Fortunately, we now have more scientific knowledge and access to more research and literature regarding calories, energy balance, and how to structure our diets for optimal fat loss. However, much of the fitness community still seems stuck in the dark ages.
There are so many myths and misconceptions floating around that it’s easy to get lost. Let’s go over some of the most common myths you probably hear regarding weight loss.
“You should eat small, frequent meals to speed up your metabolism.”
There is a theory that your body will burn more calories by making it digest multiple, smaller meals per day in comparison to larger, infrequent ones.

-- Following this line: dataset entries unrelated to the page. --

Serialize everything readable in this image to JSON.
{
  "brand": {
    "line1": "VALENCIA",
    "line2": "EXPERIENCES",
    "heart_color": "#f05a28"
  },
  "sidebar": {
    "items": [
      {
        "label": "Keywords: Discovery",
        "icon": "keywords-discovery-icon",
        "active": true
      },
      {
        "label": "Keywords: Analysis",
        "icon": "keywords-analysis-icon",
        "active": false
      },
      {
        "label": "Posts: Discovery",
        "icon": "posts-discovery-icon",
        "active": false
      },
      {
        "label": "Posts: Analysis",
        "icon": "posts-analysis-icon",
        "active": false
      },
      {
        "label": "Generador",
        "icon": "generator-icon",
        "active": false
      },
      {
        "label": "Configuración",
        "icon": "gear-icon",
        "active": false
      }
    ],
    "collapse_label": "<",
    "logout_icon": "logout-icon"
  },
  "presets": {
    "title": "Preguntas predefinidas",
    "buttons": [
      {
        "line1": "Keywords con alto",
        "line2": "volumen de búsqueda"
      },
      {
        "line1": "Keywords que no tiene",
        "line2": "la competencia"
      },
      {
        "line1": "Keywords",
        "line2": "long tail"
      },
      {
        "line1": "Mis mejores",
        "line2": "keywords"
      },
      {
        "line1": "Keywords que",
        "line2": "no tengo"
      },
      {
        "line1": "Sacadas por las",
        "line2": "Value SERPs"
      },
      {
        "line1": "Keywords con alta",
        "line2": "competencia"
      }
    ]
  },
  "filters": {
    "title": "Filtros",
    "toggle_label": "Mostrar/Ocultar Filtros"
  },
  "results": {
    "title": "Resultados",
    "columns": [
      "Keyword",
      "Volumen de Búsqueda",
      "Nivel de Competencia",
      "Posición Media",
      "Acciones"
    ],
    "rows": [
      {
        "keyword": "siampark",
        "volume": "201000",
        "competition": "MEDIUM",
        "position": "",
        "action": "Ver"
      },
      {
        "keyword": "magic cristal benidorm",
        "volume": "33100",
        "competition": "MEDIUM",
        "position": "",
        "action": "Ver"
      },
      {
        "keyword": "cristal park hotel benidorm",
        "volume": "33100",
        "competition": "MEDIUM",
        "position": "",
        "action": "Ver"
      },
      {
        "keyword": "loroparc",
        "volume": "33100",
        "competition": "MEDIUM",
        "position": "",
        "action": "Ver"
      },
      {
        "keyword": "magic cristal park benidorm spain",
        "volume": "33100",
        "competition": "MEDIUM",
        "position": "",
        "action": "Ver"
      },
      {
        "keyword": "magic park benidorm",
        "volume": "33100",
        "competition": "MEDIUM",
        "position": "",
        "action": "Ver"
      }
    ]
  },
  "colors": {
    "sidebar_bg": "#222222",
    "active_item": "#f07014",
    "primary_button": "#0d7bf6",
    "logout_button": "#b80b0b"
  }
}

It’s a reasonably similar notion that dumping a pile of wood onto a fire may be less effective than gradually adding in one log at a time – but your metabolism is not a fire.
You indeed burn calories digesting that meal every time you eat, referred to as the thermic effect of food (TEF). Some macronutrients contain a further increase in TEF; whether you look at the percentage increase from a single meal or a day’s worth of eating, that percentage will remain the same.
10 x 250 calorie meals will burn the same amount of calories through digestion as a 1 x 2500 calorie meal, providing they contain the same macronutrient breakdown.
“Eating carbs late at night makes you fat.”
Yes, carbohydrates are the body’s number one fuel source, and because you aren’t planning on training after a specific time of day, surely you need to limit your carbohydrates during that time?
Burning fat requires eating fewer calories than what you’re burning. It doesn’t matter if you choose to eat the calories before you burn them as long as the net result remains the same at the end of the day.
“Fasted cardio is best for fat loss.”
If you haven’t eaten for around 8 hours because you have been asleep, it will be easier to tap into those unwanted fat stores, right?
Research shows that as long as the energy balance of your diet is in line with your goals (i.e. you are burning more calories than you’re consuming, as mentioned above), fat loss is similar whether you choose to eat before doing cardio or not.
I’ll say that cardio isn’t even necessary for fat loss, but it can help. Science tells us that we lose weight when burning more than we’re consuming, and cardio can help with that. Adding cardio into your routine may help swing that energy balance (calories in vs calories out) in your favour, but it’s no more effective than eating fewer calories.
“When dieting, it is best to lift lighter weights for higher reps.”
I already touched on this above, but let’s dig deeper.
Typically speaking, the best way to look in shape is to engage in regular hypertrophy (lean muscle building) training with an emphasis on progressively overloading your muscles, challenging them more and more over time, while eating at a caloric surplus to support growth.
From there, it’s simply a case of bringing yourself into a calorie deficit by consuming fewer calories than you’re burning to shed enough fat that you’re lean enough to show off your hard-earned muscles.
There are more details to pay attention to, but this is the core of it. So let your diet work for fat loss and keep training like you did when trying to build muscle because what makes muscle best retains it.
“It is best only to train each muscle group once a week.”
Many people follow routines that have them exhaustively train each muscle group once per week, which is an inefficient way to train.
Why? Because muscle protein synthesis dramatically increases 65% above baseline 24 hours after a heavy resistance training session and then reverts to baseline at around the 48-hour mark post-workout.
Therefore, a far more prudent way to train would be to hit each muscle group 2-3 times per week and divide the volume across each session.
Misinformation saturates the fitness industry, but fat loss is a simple mathematical equation. Try not to complicate the situation by imposing ridiculous old-school beliefs into your routine.
And remember, the perfect diet will not work if you cannot adhere to the details. A diet has to be sound both physiologically and psychologically; leaving either variable unaccounted for usually sets people up for failure rather than helping them reach their potential.